1. Qadri, F, et al. Enterotoxigenic Escherichia coli in developing countries: epidemiology, microbiology, clinical features, treatment, and prevention. Clinical Microbiology Reviews 2005; 18: 465–483.
2. Ericsson, CD. Travellers' diarrhea. International Journal of Antimicrobial Agents 2003; 21: 116–124.
3. Beatty, ME, et al. Enterotoxin-producing Escherichia coli O169:H41, United States. Emerging Infectious Diseases 2004; 10: 518–521.
4. Beatty, ME, et al. Epidemic diarrhea due to enterotoxigenic Escherichia coli. Clinical Infectious Diseases 2006; 42: 329–334.
5. Devasia, RA, et al. Endemically acquired foodborne outbreak of enterotoxin-producing Escherichia coli serotype O169:H41. American Journal of Medicine 2006; 119: 168.e7–168.e10.
6. Riordan, T, et al. An outbreak of food-borne enterotoxigenic Escherichia coli diarrhea in England. Journal of Infection 1985; 11: 167–171.
7. Taylor, WR, et al. A foodborne outbreak of enterotoxigenic Escherichia coli diarrhea. New England Journal of Medicine 1982; 306: 1093–1095.
8. Yoder, JS, et al. Outbreak of enterotoxigenic Escherichia coli infection with an unusually long duration of illness. Clinical Infectious Diseases 2006; 42: 1513–1517.
9. MacDonald, KL, et al. A multistate outbreak of gastrointestinal illness caused by enterotoxigenic Escherichia coli in imported semisoft cheese. Journal of Infectious Diseases 1985; 151: 716–720.
10. Naimi, TS, et al. Concurrent outbreaks of Shigella sonnei and enterotoxigenic Escherichia coli infections associated with parsley: implications for surveillance and control of foodborne illness. Journal of Food Protection 2003; 66: 535–541.
12. Stata version 8.0. Stata Corporation, College Station, TX, USA (http://www.stata.com). Accessed 20 February 2008.
13. Blom, M, et al. Evaluation of Statens Serum Institut enteric medium for detection of enteric pathogens. Journal of Clinical Microbiology 1999; 37: 2312–2316.

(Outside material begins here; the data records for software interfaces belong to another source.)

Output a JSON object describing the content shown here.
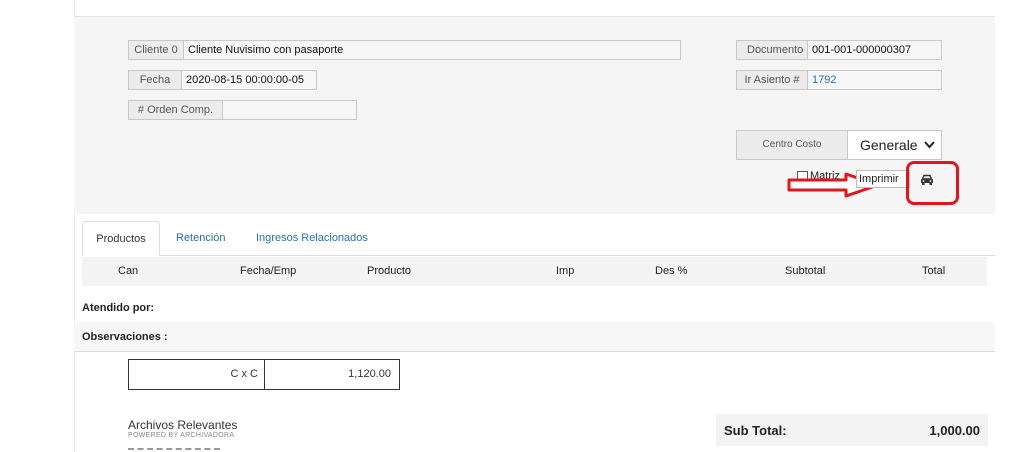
{
  "header": {
    "cliente_label": "Cliente 0",
    "cliente_value": "Cliente Nuvisimo con pasaporte",
    "fecha_label": "Fecha",
    "fecha_value": "2020-08-15 00:00:00-05",
    "orden_label": "# Orden Comp.",
    "orden_value": "",
    "documento_label": "Documento N",
    "documento_value": "001-001-000000307",
    "asiento_label": "Ir Asiento #",
    "asiento_value": "1792",
    "centro_costo_label": "Centro Costo",
    "centro_costo_value": "Generale",
    "matriz_label": "Matriz",
    "imprimir_label": "Imprimir"
  },
  "icons": {
    "car": "car-icon",
    "chevron": "chevron-down-icon",
    "annotation_arrow": "arrow-right-icon"
  },
  "tabs": [
    {
      "label": "Productos",
      "active": true
    },
    {
      "label": "Retención",
      "active": false
    },
    {
      "label": "Ingresos Relacionados",
      "active": false
    }
  ],
  "table": {
    "columns": [
      "Can",
      "Fecha/Emp",
      "Producto",
      "Imp",
      "Des %",
      "Subtotal",
      "Total"
    ]
  },
  "labels": {
    "atendido": "Atendido por:",
    "observaciones": "Observaciones :"
  },
  "cxc": {
    "label": "C x C",
    "value": "1,120.00"
  },
  "archivos": {
    "title": "Archivos Relevantes",
    "subtitle": "POWERED BY ARCHIVADORA"
  },
  "totals": {
    "subtotal_label": "Sub Total:",
    "subtotal_value": "1,000.00"
  },
  "colors": {
    "annotation": "#e0161e",
    "link": "#2a6fb0"
  }
}
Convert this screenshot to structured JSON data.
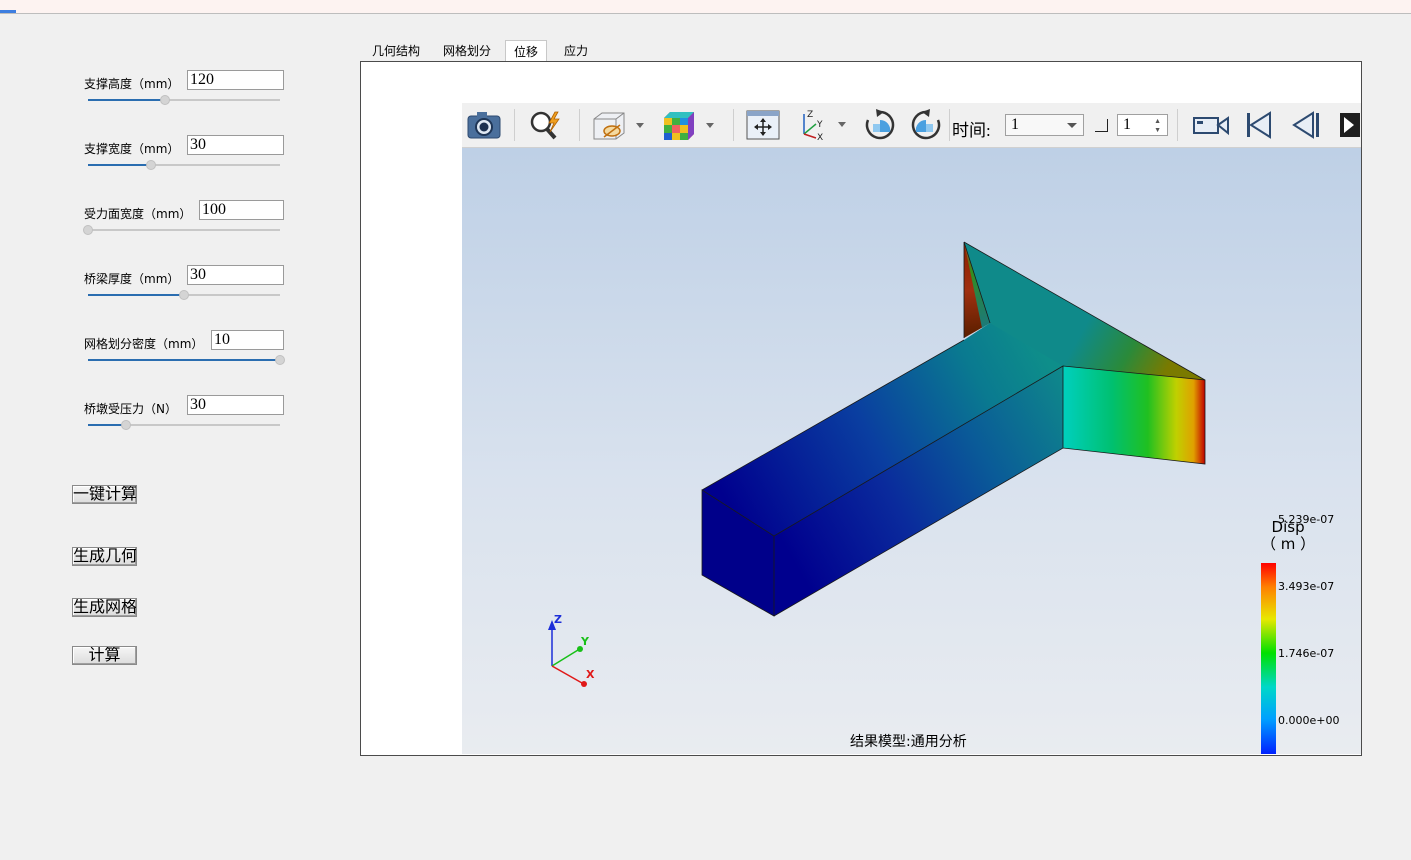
{
  "params": [
    {
      "label": "支撑高度（mm）",
      "value": "120",
      "level": 0.4
    },
    {
      "label": "支撑宽度（mm）",
      "value": "30",
      "level": 0.33
    },
    {
      "label": "受力面宽度（mm）",
      "value": "100",
      "level": 0.0
    },
    {
      "label": "桥梁厚度（mm）",
      "value": "30",
      "level": 0.5
    },
    {
      "label": "网格划分密度（mm）",
      "value": "10",
      "level": 1.0
    },
    {
      "label": "桥墩受压力（N）",
      "value": "30",
      "level": 0.2
    }
  ],
  "buttons": {
    "one_click": "一键计算",
    "gen_geometry": "生成几何",
    "gen_mesh": "生成网格",
    "compute": "计算"
  },
  "tabs": [
    {
      "label": "几何结构",
      "active": false
    },
    {
      "label": "网格划分",
      "active": false
    },
    {
      "label": "位移",
      "active": true
    },
    {
      "label": "应力",
      "active": false
    }
  ],
  "toolbar": {
    "time_label": "时间:",
    "time_value": "1",
    "step_value": "1",
    "icons": [
      "camera-icon",
      "magnify-lightning-icon",
      "view-box-icon",
      "color-cube-icon",
      "fit-view-icon",
      "axes-icon",
      "rotate-cw-icon",
      "rotate-ccw-icon",
      "video-icon",
      "skip-first-icon",
      "step-back-icon",
      "play-icon"
    ]
  },
  "legend": {
    "title": "Disp",
    "unit": "（ m ）",
    "ticks": [
      "5.239e-07",
      "3.493e-07",
      "1.746e-07",
      "0.000e+00"
    ],
    "colors": [
      "#ff0000",
      "#e8e800",
      "#00e000",
      "#00d8c8",
      "#0000ff"
    ]
  },
  "axes": {
    "x": "X",
    "y": "Y",
    "z": "Z"
  },
  "caption": "结果模型:通用分析"
}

14. Persson, S, et al. A method for fast and simple detection of major diarrheagenic Escherichia coli in the routine diagnostic laboratory. Clinical Microbiology and Infection 2007; 13: 516–524.
15. Swaminathan, B, et al. PulseNet: the molecular subtyping network for foodborne bacterial disease surveillance, United States. Emerging Infectious Diseases 2001; 7: 382–389.
16. Nordic Committee on Food Analysis (NMKL). Thermotolerant coliform bacteria and Escherichia coli. Enumeration in food and feed, 4th edn, 2005, No. 125.
17. Katzenelson, E, Buium, I, Shuval, HI. Risk of communicable disease infection associated with wastewater irrigation in agricultural settlements. Science 1976; 194: 944–946.
18. Fattal, B, et al. Health risks associated with wastewater irrigation: an epidemiological study. American Journal of Public Health 1986; 76: 977–979.
19. Shuval, HI, et al. Transmission of enteric disease associated with wastewater irrigation: a prospective epidemiological study. American Journal of Public Health 1989; 79: 850–852.
20. Trang, DT, et al. Incidence of and risk factors for skin ailments among farmers working with wastewater-fed agriculture in Hanoi, Vietnam. Transactions of the Royal Society of Tropical Medicine and Hygiene 2007; 101: 502–510.
22. Heymann, LD (ed.). Control of Communicable Diseases Manual, 18th edn. Washington: American Public Health Association, 2004, pp. 164–166.
23. Dalton, CB, et al. Outbreaks of enterotoxigenic Escherichia coli infection in American adults: a clinical and epidemiologic profile. Epidemiology and Infection 1999; 123: 9–16.
24. Kuusi, M, et al. Internet use and epidemiologic investigation of gastroenteritis outbreak. Emerging Infectious Diseases 2004; 10: 447–450.
25. Srikantiah, P, et al. Web-based investigation of multistate salmonellosis outbreak. Emerging Infectious Diseases 2005; 11: 610–612.